An unassuming small gooseberry bush about a meter across was already established in our allotment. This has been a particularly good year for most fruit, supposedly due to the very long and cold winter and late spring and summer, who would have thought! The gooseberry bush was a prime example with all the branches just laden to the full. How can a such a small gooseberry shrub give so many fruit? Gooseberry variety here is unlike the gooseberries we have in India. Oval fruit with light green skin with tinges of red. No large single stone in the centre. Instead, about 4 or 5 tiny seeds, which you don’t even have to pick out while eating, and the skin has a lot of fine hairs.
Takes hours to harvest, avoiding the sharp thorns and picking the small fruit one by one. We took turns and did it a quarter of the bush at one time. Even with the tiered picking, we wasted a lot this year, fruit quickly rotting in the unusual heat while awaiting delivery to friends and neighbours. We have effectively used about half the total produce, I estimate.

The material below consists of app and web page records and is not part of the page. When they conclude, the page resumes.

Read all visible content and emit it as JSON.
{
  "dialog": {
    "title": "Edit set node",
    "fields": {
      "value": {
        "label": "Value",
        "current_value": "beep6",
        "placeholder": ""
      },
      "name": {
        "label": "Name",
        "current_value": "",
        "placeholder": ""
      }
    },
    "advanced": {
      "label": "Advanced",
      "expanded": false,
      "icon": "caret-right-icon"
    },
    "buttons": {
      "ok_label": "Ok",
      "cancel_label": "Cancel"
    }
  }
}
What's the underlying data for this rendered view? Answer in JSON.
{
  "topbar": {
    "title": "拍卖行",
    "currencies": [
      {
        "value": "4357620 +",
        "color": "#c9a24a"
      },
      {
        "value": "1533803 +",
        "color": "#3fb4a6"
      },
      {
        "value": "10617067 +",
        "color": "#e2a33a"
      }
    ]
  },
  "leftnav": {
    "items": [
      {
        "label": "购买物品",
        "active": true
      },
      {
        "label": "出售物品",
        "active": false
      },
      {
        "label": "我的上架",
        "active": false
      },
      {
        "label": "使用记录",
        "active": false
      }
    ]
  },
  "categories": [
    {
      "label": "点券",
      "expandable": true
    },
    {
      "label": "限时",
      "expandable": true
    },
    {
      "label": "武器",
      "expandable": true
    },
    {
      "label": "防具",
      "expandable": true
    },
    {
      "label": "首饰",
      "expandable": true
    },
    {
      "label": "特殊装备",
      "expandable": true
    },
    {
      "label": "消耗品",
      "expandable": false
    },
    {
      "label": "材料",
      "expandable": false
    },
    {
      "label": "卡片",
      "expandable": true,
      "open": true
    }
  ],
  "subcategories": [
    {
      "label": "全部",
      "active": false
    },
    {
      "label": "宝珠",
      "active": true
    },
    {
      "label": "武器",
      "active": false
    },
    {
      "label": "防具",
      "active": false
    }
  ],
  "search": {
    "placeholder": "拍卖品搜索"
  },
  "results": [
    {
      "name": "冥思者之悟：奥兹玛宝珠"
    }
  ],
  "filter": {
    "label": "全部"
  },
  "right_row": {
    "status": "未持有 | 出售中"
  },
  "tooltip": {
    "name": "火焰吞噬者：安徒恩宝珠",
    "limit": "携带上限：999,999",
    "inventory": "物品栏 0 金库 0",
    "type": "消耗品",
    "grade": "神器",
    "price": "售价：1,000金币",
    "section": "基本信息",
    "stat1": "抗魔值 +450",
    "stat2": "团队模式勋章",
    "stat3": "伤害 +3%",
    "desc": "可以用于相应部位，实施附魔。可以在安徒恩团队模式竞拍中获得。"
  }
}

Staring at the pile of gooseberries, I realised I have never eaten gooseberry jam. Gooseberry ice-cream, at the pick your own farm near Macclesfield, was gorgeous. So it was time to crack ice-cream! My previous feeble attempts at ice-cream making were mostly flavoured ice crystals! But now I had a secret weapon, an ice-cream churner attachment for the Kenwood mixer and the bowl was already in the freezer.
A lot of reading went into the making of ice-cream, sorbet and granitas to learn what works and what doesn’t and it paid off producing silky smooth ice creams of intense flavour from the word go.
However you like the ice-cream, the juice of the fruit must be extracted. Whether it is pure juice or includes the fruit pulp and even bits of fruit depends the fruit and how you like your ice-cream. So adding a bit of sugar and water to the washed and cleaned gooseberries (learnt that bit from making jam), cooked the berries over a medium flame, stirring frequently till the fruit is soft and mashes easily. Just drip sieving to get a clearish juice gave some juice but with a little agitation and pressure, the fruit pulp filtered through and that tasted even better.
Deciding that a custard based ice-cream was going to be the best and smoothest for the tartness of the gooseberry, a custard base with our very own garden reared chicken’s eggs and shop bought milk (at the rate this family consumes milk, i wonder if rearing a cow might be more economical) and cream. Not being sure of vanilla and how it would interact with the gooseberry, I omitted it. Mixing the custard with the gooseberry extract tasted tart and sweet, both will be muted on freezing, so it should be okay.
The ice-cream custard mixture was poured into the ice-cream churning bowl and in about 30 mins, what appeared to be the most delicious looking fluffy ice-cream emerged. This was transferred to a box and went into the freezer for 2 – 4 hours till frozen well.
Glorious! The first batch is now finished. Thank goodness I had the sense to make the gooseberry puree from the rest of the gooseberries and freeze in separate portions ready for the next batch.
500 gm gooseberries
2 egg yolks
125 gm caster sugar
250 ml double cream
125 ml whole milk
1. To make the purée, put the gooseberries (no need to top and tail) and half the sugar in a pan with 2 – 4 tbsp water. Heat gently, stirring, then bring to a simmer and cook until the fruit starts to burst. Tip everything into a food processor and whizz until puréed (we just mashed it potato masher). Push through a sieve to get rid of the pips and skin. Cool.
2. To make the custard, put the egg yolks and sugar in a large bowl and whisk until pale and fluffy.
3. Heat the milk and half of the cream to just below boiling then pour onto the whisked eggs, in a thin stream, whisking all the time, until completely mixed.
4. Clean out the milk pan then pour the custard back in. Heat gently, stirring all the time with a wooden spoon, until the custard thickens and can coat the back of the spoon. Mix the gooseberry puree. Cool and chill in refrigerator.
5. When ready to churn the ice-cream. whip the rest of the cream and gently fold into the custard. This step is important to get fluffy ice-cream.
6. Churn in ice-cream maker till done, transfer to a freezer proof airtight container and freeze till frozen solid, about 4 hours.
Note: If you want it less rich, just reduce the cream and increase the milk. Just keep the whole volume the same.